Task to complete →
In the records below, find every line that contains "JSON" and list it.

[Available data Boundary: Start]

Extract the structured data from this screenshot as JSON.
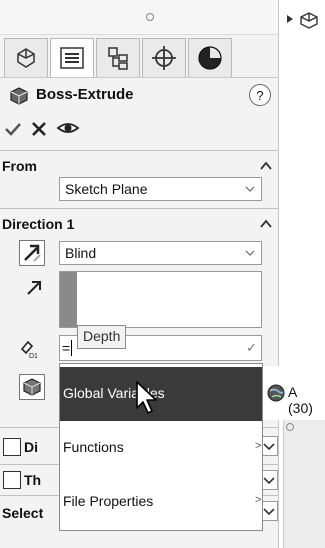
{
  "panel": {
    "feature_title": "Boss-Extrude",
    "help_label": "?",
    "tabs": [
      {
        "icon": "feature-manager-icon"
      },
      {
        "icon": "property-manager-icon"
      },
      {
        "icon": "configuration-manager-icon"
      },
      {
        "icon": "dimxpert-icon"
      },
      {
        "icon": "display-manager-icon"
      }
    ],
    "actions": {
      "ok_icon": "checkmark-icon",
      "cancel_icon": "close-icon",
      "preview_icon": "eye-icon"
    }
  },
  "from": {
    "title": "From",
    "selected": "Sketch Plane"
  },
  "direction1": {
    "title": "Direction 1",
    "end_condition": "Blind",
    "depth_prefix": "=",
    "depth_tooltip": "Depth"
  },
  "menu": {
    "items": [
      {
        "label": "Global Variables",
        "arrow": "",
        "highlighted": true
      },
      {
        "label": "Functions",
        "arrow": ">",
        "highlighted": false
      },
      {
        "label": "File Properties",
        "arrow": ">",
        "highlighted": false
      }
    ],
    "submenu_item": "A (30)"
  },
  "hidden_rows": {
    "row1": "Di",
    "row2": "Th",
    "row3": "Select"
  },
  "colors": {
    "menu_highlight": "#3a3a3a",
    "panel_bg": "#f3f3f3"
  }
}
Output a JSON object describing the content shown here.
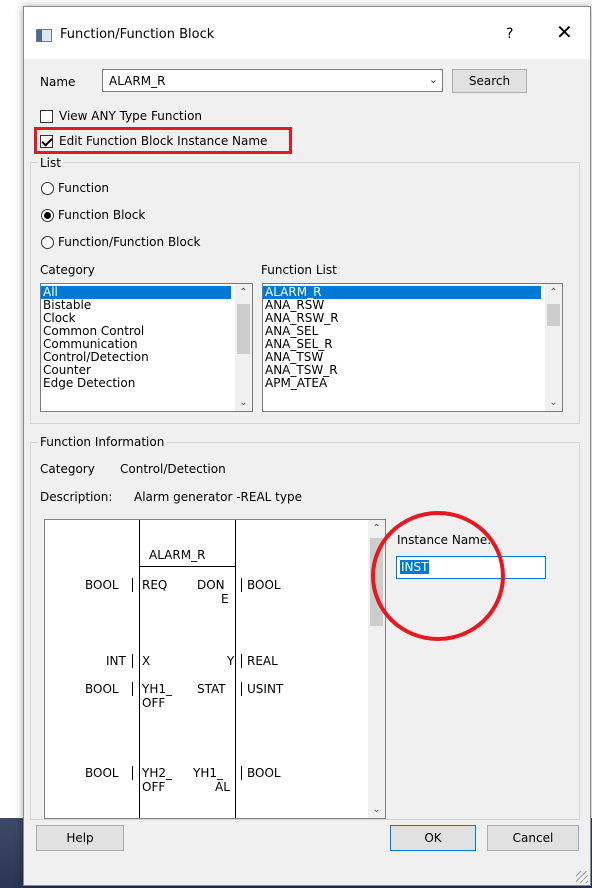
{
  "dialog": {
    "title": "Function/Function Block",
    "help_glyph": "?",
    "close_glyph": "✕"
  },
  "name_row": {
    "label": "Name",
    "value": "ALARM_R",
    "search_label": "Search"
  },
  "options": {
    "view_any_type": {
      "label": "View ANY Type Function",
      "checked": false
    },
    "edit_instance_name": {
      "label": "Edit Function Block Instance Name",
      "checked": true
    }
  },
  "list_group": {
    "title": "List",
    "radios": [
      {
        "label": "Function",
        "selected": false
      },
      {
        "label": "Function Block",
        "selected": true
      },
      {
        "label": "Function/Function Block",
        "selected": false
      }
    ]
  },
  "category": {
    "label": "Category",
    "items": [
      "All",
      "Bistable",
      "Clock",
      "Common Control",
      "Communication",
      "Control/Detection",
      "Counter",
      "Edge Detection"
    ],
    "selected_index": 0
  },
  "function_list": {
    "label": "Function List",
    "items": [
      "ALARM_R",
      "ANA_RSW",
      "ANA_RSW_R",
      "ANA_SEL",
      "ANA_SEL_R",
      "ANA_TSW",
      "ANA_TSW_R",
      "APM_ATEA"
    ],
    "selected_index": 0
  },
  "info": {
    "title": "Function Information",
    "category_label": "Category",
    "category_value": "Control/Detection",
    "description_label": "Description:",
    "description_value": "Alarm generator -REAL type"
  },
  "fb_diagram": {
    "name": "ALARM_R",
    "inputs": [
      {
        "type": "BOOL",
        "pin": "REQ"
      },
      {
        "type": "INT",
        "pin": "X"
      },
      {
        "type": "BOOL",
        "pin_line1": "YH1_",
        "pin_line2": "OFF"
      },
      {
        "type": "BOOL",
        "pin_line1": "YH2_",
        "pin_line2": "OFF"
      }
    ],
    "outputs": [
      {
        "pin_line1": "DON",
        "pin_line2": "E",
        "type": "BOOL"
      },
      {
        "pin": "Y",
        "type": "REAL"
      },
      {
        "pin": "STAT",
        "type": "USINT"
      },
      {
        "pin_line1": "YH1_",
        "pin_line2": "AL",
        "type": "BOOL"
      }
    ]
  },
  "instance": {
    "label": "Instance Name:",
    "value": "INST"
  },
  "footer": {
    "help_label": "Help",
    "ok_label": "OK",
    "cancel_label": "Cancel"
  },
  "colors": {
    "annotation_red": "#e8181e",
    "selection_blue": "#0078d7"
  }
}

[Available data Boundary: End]

Written response →
Extract the structured data from this screenshot as JSON.
Output a JSON object describing the content shown here.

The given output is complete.